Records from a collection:
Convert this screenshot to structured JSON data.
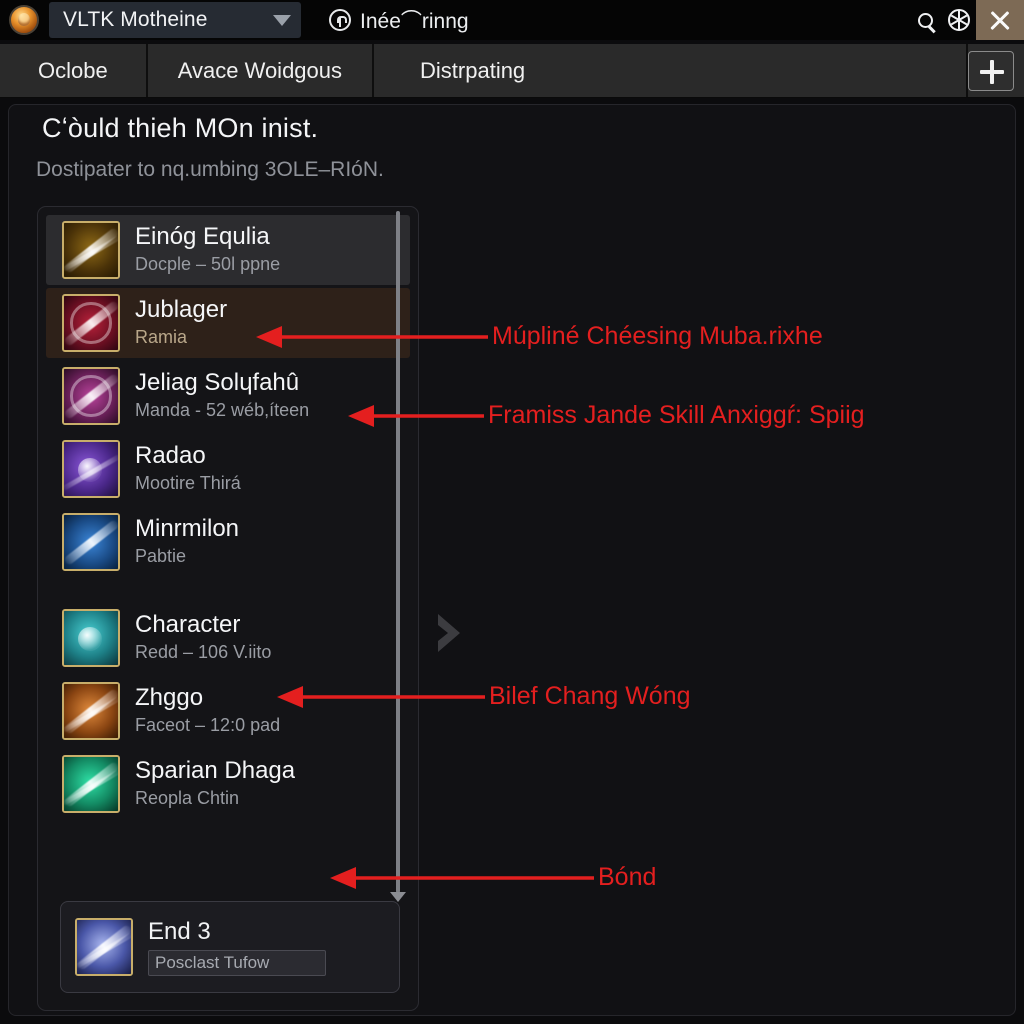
{
  "titlebar": {
    "emblem_icon": "lion-emblem-icon",
    "project_select_value": "VLTK Motheine",
    "caret_icon": "chevron-down-icon",
    "pin_icon": "pin-circle-icon",
    "section_label": "Inée⌒rinng",
    "search_icon": "search-icon",
    "wheel_icon": "wheel-icon",
    "close_icon": "close-icon"
  },
  "tabbar": {
    "tabs": [
      {
        "label": "Oclobe"
      },
      {
        "label": "Avace Woidgous"
      },
      {
        "label": "Distrpating"
      }
    ],
    "add_tab_icon": "plus-icon",
    "add_tab_label": "+"
  },
  "main": {
    "heading": "Cʻòuld thieh MOn inist.",
    "subheading": "Dostipater to nq.umbing 3OLE–RIóN.",
    "expander_icon": "chevron-right-icon",
    "scroll_down_icon": "caret-down-icon",
    "list_items": [
      {
        "title": "Einóg Equlia",
        "sub": "Docple – 50l ppne",
        "icon": "crossed-staff-icon",
        "state": "selected-grey"
      },
      {
        "title": "Jublager",
        "sub": "Ramia",
        "icon": "red-arrow-icon",
        "state": "selected-brown"
      },
      {
        "title": "Jeliag Solɥfahû",
        "sub": "Manda - 52 wéb,íteen",
        "icon": "violet-blade-icon",
        "state": "normal"
      },
      {
        "title": "Radao",
        "sub": "Mootire Thirá",
        "icon": "purple-comet-icon",
        "state": "normal"
      },
      {
        "title": "Minrmilon",
        "sub": "Pabtie",
        "icon": "blue-spear-icon",
        "state": "normal"
      },
      {
        "title": "Character",
        "sub": "Redd – 106 V.iito",
        "icon": "teal-gem-icon",
        "state": "gap"
      },
      {
        "title": "Zhggo",
        "sub": "Faceot – 12:0 pad",
        "icon": "orange-feather-icon",
        "state": "normal"
      },
      {
        "title": "Sparian Dhaga",
        "sub": "Reopla Chtin",
        "icon": "green-blade-icon",
        "state": "normal"
      }
    ],
    "bottom_card": {
      "title": "End 3",
      "icon": "white-blade-icon",
      "input_value": "Posclast Tufow",
      "input_placeholder": "Posclast Tufow"
    }
  },
  "annotations": [
    {
      "label": "Múpliné Chéesing Muba.rixhe"
    },
    {
      "label": "Framiss Jande Skill Anxiggŕ: Spiig"
    },
    {
      "label": "Bilef Chang Wóng"
    },
    {
      "label": "Bónd"
    }
  ],
  "colors": {
    "annotation_red": "#e41f1f",
    "accent_gold": "#c8ae6a",
    "close_button": "#7d6a55"
  }
}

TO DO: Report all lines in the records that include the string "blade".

REPLY TO THE TASK:
        "icon": "violet-blade-icon",
        "icon": "green-blade-icon",
      "icon": "white-blade-icon",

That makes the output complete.